Discussion of the role, criteria, and success stories of the RRS during initial hospital personnel orientation served as a crucial factor in success for 67% of centers. Presentation of this content during orientation of new employees and medical trainees served to develop awareness of the RRS, as well as widespread understanding of the criteria for impending patient deterioration. The educational piece of building RRS awareness in all hospital staff was linked by these centers to increased call volume and improved patient outcomes. All centers agreed that the importance of RRS members being approachable and developing a good rapport with staff on the nursing unit cannot be underestimated if the RRS is to succeed. Any negative feedback directed to the bedside nurse that the call was inappropriate, or questions regarding the nurse’s judgment were found to severely hamper the success of the RRS.
Also of note as a strategy for success was establishment and growth of the process improvement arm of the RRS. Follow-up surveys, completed within 24–48 hours of the event by the initiating staff member, were crucial to identifying and correcting antecedents to the event. Eighty percent of centers used this method of evaluation, leading to novel ideas for improvements within the RRS and served to increase levels of satisfaction among the nursing staff. Additionally, directors at all 15 centers reported weekly, biweekly, or monthly meetings of the multidisciplinary RRS committee for detailed evaluation of each RRS call. Information about the clinical situation and interventions were reviewed for appropriateness and success. These debriefing sessions served as an educational opportunity for team members, maintained the motivation of the team, and provided data for improvement of other systems throughout the medical center.

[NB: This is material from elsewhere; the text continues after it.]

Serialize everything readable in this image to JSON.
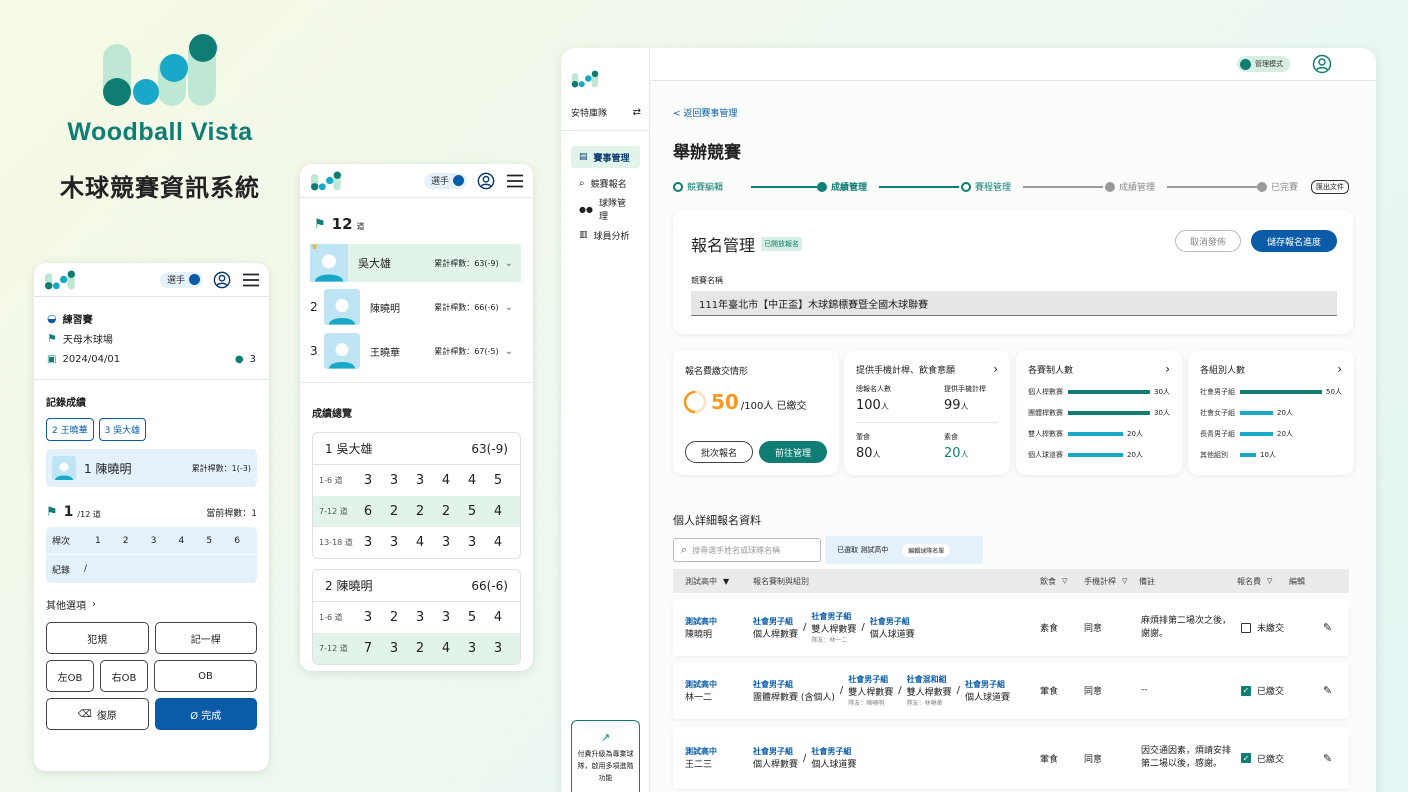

Nine centers (60%) reported that as the RRS matured and achieved success, other system issues within the organization came to light. For example, one center reported a majority of RRS calls from a certain nursing unit were repeatedly due to undetected hypoglycemia. After identifying of a lack of glucometers on the unit as the problem, additional equipment dramatically decreased the number of RRS calls due to hypoglycemia. Another center reported repeated respiratory RRS calls on two units. Those particular units were found to be ill-equipped with respiratory supplies and have several new graduate nurses with little expertise in managing respiratory equipment. Additional content on respiratory equipment was added to nursing orientation classes, along with clarification of respiratory job responsibilities of daily checks on respiratory equipment in each room, and repeated pulmonary inservices for all nursing units. These steps significantly decreased RRS call volume for that specific reason on those units. Another center reported RRS calls related to issues of miscommunication between primary physicians and nurses on certain floors. Those units adopted the SBAR (situation, background, assessment, recommendations) communication system through educational sessions for staff, use of tip cards, and posters in the nursing lounge. The result was a decrease in RRS calls related to communication issues and an increase in nurse and physician satisfaction. These process changes are examples of how the quality improvement limb of the RRS can assist in preventing future events by creating a culture of safety at the organization.
Impact on Patient Safety
Two centers successful MET centers reported eliminating cardiac arrest teams due to the success of the RRS. The MET answered all RRS and cardiopulmonary arrest calls with higher efficiency and less duplication of services. A decrease in the percent of patients moving to a higher level of care was reported as an important marker of success. Since the initiation of the RRS, a mean of 50% (range of 40%–70%) of patients were now cared for at the bedside instead of needing an ICU bed across all centers.